Today: February 29, 2024

Lavender Hill Mob, The

Blink and you will miss the brief and surprise walk-on part of the then un-famous Audrey Hepburn (who goes uncredited) – one of the many gems to be found within The Lavender Hill Mob (1951).

Blink and you’ll miss the brief walk-on by the then unknown Audrey Hepburn (who goes uncredited) – one of the many gems to be found within The Lavender Hill Mob (1951). Despite knocking on for 60, this comedy caper is as hilarious now as it was back in post-war Britain, thanks to a seamless script (TEB Clarke) and the faultless performance of the legendary Alec Guinness and Stanley Holloway and fine supporting cast of Alfie Bass and Sid James.


Directed by Charles Crichton, Gusiness stars as as Henry Holland, an underpaid mild-mannered, bespectacled bank clerk, the brains behind a £1 million gold bullion heist from his employers. He then sets about smuggling them out of the country to Paris with the help of his friend Alfred Pendlebury (Holloway), a manufacturer of cheap paperweights, by melting down the gold into the form of Eiffel Tower souvenirs. Along the way, they recruit two petty crooks, Lackery (James) and Shorty (Bass). At first, it seems to be the perfect crime but without twists and turns along the way, it would hardly make for good comedy. Yes, it all starts to go spectacularly down south.


Although it may not be of the same high caliber as the Ealing Studio masterpieces, The LadyKillers (1955) and Kind Hearts And Coronets (1946) in which Alec also starred, The Lavender Hill Mob is certainly a sharply observed crime comedy that earned Guiness an Oscar nomination (losing to Gary Cooper for High Noon) catapulting him to stardom in Hollywood with Clarke winning the Best Story and Screenplay. Fully restored and back in cinemas, the film casts shame over modern-day mockney British crime and comedy films. Danny Dyer and the like, take note.

Previous Story

Director Daniel Monzón Interview

Next Story

Art Of Getting By,The

Latest from Blog


Memory (2023)

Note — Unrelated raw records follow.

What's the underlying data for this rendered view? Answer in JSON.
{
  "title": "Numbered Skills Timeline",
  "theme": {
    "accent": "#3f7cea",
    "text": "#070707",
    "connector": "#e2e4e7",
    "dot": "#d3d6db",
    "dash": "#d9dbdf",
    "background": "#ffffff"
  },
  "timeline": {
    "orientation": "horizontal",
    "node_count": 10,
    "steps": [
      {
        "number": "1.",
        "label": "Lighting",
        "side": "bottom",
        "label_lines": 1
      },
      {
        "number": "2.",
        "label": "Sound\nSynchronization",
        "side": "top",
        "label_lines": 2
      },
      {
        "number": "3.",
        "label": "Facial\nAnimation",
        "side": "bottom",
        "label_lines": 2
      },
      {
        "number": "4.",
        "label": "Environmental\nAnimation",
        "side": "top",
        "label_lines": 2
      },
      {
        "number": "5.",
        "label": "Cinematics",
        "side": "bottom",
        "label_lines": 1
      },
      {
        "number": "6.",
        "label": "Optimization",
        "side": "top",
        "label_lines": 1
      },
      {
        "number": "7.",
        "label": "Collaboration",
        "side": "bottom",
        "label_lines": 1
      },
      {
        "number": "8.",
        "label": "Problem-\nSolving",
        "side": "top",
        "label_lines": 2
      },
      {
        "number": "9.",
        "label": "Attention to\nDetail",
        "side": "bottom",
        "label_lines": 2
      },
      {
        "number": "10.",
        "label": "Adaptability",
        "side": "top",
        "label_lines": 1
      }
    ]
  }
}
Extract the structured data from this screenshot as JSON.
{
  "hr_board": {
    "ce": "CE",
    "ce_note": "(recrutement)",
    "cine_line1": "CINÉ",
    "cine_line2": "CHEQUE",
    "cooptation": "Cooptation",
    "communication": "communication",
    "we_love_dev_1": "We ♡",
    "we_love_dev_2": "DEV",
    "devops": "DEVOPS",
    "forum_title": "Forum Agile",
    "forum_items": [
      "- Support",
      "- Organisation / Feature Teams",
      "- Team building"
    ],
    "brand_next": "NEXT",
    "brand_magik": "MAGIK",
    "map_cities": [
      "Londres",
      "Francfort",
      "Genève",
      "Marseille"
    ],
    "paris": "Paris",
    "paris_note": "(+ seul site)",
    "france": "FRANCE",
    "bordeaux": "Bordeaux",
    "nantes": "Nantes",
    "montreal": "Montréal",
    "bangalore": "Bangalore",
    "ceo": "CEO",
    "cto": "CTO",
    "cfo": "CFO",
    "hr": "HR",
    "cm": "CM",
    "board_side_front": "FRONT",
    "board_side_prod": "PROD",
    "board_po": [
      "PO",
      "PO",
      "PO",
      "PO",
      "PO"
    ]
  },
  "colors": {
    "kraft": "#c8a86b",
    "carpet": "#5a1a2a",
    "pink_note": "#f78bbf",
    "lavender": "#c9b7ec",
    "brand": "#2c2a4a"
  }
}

Memory is an exquisite American drama in the tender embrace of Michel Franco’s cinematic prowess.

Lone Star – Criterion Collection

Rarely in cinema do you come across a filmmaker as versatile as Lone Star writer-director John Sayles. Here is a man who cut his Hollywood teeth working for Roger Corman, got early

Paths of Glory

Paths of Glory is a curious beast. It’s a war film whose battles are mostly fought in a court room. It’s a Kubrick epic, that feels like a small, claustrophobic indie movie.


Monolith is a film that delights and surprises in equal measure. This low-fi, slow burn thriller is part science fiction, part social commentary, with just the right amount of bumps and jumps

Billions Complete Series Unboxing

As Paul Giamatti remains a frontrunner in the race for this year’s Academy Award for Best Actor with his beautifully layered performance in The Holdovers, there’s no better time to catch up

Beverly Hills Cop Trilogy Unboxing

The heat is on. Eddie Murphy’s beloved street-smart Detroit cop Axel Foley is coming back to our screens in the highly-anticipated fourth entry in the Beverly Hills Cop series this summer, so
Go toTop